Golden Rules for Social Media Lisa Brandstötter, founder of Boom Creative Lab, a social media agency based in Salzburg, presented basic methods to optimally promote natural and organic cosmetics online. As mobile devices play an increasingly important role amongst social media users, it is important to think mobile first, said the expert. People are daily exposed to a flood of information - the attention span decreases. Short and meaningful texts and a clear picture design prevent this phenomenon and ensure an optimal engagement of social media users. In addition, Brandstötter explained the benefits of so-called influencer marketing whereby companies agree to cooperate with people who enjoy a strong presence and a high reputation in social networks. Benefits: users trust their opinion, leading to a new target audience.
This year, there many more good reasons to participate.
First of all, in the morning starting at 10.30, GfK will present the insights of a cross-country study research commissioned by NATRUE which will reveal consumer expectations and level of awareness about Natural and Organic Cosmetics from six European countries (Germany, France, UK, Italy, Sweden and Poland).
As a conclusion to the morning session all the participants will receive a copy of the first edition of the NATRUE Annual Report: key facts and figures about NATRUE, the spread of the Label, the engagement of the members and NATRUE accomplishments over the whole of 2015.
For those who remain for the entire day – the afternoon interactive sessions will prove to be interesting and informative. On this occasion, NATRUE has invited keynote speakers who will provide the audience with relevant, new and stimulating content:
MARKET Trends - Amarijt Sahota - Organic Monitor How will the Market for NOC’s develop within the next 10 years?
Claims and Regulations - Theresa Callaghan - CCI
Natural Cosmetics and EU Claims Legislation - Compliance, Issues and Future Perspectives
Social Media Marketing – Visibility - Lisa Brandstötter Boom Creative Lab
What are the best marketing strategies on Facebook and Instagram for Private Natural & Organic Labels to increase attention span, engage with the right audience and understand consumer needs?
Scientific Research Projects - Mattias Vey - IFRA
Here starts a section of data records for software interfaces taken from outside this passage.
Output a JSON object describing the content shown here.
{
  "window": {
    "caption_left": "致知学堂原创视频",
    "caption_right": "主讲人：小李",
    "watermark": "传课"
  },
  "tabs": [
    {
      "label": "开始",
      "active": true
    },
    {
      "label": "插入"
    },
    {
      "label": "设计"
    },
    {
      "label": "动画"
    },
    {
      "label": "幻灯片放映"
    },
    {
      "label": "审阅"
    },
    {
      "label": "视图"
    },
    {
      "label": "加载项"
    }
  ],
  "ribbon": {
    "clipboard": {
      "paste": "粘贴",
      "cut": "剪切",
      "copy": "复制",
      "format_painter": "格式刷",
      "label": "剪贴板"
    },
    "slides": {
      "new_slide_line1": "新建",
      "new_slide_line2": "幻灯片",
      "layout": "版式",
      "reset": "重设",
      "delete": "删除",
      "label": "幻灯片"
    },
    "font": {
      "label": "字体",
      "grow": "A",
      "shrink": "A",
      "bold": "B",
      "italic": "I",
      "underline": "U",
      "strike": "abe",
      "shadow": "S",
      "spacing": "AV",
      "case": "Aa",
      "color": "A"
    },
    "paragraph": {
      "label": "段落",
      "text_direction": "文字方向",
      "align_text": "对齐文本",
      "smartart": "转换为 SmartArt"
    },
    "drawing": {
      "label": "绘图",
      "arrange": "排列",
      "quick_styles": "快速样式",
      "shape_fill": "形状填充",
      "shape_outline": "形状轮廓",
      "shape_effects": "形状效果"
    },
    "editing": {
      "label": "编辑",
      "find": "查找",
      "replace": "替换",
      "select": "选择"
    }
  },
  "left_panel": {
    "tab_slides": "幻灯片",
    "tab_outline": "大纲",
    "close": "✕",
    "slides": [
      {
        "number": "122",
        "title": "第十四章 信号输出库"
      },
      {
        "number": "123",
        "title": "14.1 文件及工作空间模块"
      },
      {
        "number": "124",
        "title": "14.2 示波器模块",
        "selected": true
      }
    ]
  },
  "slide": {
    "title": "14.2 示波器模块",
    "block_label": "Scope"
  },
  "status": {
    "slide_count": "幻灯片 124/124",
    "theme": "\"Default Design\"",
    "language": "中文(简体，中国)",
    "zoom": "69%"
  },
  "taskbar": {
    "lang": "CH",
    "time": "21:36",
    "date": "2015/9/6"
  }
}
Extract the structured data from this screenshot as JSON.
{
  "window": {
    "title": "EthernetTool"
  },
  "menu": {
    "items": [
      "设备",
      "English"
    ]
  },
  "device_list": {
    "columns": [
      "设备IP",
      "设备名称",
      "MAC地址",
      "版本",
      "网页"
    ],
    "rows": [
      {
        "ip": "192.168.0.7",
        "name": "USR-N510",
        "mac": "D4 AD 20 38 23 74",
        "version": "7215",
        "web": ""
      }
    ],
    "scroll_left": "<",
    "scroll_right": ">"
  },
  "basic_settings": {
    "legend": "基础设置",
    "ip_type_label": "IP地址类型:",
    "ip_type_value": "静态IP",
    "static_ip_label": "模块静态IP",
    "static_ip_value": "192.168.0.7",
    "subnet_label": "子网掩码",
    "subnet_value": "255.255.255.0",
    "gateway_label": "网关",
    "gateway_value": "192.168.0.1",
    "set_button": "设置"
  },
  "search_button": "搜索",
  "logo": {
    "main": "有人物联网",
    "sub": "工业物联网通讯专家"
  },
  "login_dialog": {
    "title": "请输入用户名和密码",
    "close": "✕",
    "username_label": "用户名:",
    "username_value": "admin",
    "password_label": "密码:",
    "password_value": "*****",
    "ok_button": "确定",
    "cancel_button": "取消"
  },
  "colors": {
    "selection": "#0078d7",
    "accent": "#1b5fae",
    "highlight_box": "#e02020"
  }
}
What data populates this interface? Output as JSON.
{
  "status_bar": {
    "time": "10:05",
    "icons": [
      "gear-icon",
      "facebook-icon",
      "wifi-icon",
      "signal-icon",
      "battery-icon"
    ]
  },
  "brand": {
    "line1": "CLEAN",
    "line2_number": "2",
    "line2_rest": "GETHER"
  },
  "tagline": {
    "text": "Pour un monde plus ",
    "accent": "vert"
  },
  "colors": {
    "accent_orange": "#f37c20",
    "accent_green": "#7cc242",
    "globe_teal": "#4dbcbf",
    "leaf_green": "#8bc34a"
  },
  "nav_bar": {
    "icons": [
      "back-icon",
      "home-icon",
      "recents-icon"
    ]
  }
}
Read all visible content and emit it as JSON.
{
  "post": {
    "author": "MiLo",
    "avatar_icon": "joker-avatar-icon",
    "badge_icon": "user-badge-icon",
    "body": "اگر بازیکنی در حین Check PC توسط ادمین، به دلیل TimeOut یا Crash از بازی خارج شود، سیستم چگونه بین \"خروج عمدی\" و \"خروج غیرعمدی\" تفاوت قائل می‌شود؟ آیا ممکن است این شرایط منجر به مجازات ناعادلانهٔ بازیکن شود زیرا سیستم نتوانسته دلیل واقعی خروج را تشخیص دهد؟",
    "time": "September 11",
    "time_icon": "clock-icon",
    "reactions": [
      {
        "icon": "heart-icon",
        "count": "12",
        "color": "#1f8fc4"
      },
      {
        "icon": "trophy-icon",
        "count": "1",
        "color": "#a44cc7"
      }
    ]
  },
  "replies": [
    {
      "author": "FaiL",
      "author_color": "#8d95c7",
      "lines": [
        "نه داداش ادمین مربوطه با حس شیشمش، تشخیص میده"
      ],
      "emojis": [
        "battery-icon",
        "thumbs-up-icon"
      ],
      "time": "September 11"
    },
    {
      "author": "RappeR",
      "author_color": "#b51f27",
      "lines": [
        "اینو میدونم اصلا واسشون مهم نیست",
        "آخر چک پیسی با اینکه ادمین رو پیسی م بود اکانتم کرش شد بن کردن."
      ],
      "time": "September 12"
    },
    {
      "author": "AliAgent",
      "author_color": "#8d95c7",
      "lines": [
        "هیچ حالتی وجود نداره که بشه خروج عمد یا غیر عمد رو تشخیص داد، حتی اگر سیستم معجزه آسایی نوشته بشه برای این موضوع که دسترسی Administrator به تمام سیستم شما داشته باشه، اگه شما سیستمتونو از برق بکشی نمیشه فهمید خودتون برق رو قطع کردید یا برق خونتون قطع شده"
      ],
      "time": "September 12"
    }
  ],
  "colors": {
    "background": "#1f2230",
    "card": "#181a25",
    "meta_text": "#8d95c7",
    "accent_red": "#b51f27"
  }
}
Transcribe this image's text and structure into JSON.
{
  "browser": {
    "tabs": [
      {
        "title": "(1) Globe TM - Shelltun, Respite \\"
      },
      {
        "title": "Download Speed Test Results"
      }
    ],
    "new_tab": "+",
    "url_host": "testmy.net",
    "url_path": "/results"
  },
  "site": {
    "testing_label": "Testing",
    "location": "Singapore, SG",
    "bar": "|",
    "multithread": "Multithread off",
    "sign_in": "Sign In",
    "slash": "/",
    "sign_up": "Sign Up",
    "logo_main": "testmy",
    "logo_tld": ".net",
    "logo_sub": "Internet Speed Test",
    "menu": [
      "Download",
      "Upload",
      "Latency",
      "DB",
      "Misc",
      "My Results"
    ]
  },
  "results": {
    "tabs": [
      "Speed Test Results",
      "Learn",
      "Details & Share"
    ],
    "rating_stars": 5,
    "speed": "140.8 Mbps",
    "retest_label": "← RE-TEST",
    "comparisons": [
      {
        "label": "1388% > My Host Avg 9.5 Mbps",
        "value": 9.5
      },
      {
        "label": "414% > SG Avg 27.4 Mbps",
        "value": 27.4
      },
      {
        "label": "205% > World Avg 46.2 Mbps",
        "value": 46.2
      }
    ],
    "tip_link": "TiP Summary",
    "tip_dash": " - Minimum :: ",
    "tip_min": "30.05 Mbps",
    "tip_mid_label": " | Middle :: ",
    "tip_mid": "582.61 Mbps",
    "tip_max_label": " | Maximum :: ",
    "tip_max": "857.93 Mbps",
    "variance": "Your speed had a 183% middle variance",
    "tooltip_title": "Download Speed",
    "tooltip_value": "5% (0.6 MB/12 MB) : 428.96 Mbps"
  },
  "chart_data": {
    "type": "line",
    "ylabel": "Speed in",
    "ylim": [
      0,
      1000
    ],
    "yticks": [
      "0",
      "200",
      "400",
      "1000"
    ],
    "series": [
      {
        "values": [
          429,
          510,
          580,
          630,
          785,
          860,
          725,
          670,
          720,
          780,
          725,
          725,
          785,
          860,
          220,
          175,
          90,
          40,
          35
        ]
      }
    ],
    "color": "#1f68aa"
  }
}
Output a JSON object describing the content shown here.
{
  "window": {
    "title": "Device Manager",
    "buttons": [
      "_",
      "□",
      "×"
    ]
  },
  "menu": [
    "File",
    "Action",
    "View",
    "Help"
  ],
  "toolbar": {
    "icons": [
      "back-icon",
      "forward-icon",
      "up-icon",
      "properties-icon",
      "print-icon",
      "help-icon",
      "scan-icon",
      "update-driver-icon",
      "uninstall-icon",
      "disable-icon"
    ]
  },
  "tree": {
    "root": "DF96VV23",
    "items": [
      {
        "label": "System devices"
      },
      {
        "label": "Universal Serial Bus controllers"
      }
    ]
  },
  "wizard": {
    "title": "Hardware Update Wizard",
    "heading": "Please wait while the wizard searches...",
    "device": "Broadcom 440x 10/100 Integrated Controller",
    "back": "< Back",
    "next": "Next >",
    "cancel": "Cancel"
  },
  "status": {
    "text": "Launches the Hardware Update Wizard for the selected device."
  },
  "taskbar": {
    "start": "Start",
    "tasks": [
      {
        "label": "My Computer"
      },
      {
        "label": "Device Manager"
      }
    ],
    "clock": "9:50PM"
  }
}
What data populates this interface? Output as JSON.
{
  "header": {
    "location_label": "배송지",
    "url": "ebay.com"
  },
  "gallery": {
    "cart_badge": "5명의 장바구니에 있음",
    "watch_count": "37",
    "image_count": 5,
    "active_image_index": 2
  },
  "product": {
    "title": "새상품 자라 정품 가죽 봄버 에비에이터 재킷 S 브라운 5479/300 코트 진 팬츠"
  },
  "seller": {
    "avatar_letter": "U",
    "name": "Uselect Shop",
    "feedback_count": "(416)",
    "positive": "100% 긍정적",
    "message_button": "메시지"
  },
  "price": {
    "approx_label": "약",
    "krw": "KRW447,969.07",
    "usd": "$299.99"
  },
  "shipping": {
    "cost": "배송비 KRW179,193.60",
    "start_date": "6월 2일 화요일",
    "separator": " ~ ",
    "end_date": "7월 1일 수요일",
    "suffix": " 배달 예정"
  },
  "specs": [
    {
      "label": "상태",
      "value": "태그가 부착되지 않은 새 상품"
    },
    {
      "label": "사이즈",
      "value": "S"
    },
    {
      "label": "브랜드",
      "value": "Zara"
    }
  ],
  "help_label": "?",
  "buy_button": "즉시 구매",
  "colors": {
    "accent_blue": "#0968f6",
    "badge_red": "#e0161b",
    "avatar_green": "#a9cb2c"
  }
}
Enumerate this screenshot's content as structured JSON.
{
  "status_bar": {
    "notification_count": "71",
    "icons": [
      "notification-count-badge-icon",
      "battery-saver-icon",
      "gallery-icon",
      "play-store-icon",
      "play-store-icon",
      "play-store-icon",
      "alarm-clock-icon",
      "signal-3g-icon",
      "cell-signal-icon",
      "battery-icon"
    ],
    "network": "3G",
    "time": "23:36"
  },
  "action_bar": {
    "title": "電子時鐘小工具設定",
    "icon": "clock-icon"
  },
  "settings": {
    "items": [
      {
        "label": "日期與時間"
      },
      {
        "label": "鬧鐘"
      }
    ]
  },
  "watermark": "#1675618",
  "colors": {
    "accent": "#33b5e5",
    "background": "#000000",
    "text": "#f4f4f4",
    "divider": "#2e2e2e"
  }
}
Which Scientific Developments should or could be adopted by producers of NOC’s to maintain or increase innovation in the sector of Natural and Organic Cosmetics?
“Our aim is to offer each participant valuable content to take home – therefore we have sessions on the market trends, on regulations, as well as on scientific or communication topics” explains Carol Ward, Office Manager at NATRUE, in charge of the program of the day.
Participation to the whole day is free of charge. Membership to NATRUE is not a precondition for participation. A close session for the members only is foreseen in the morning and not open to the public.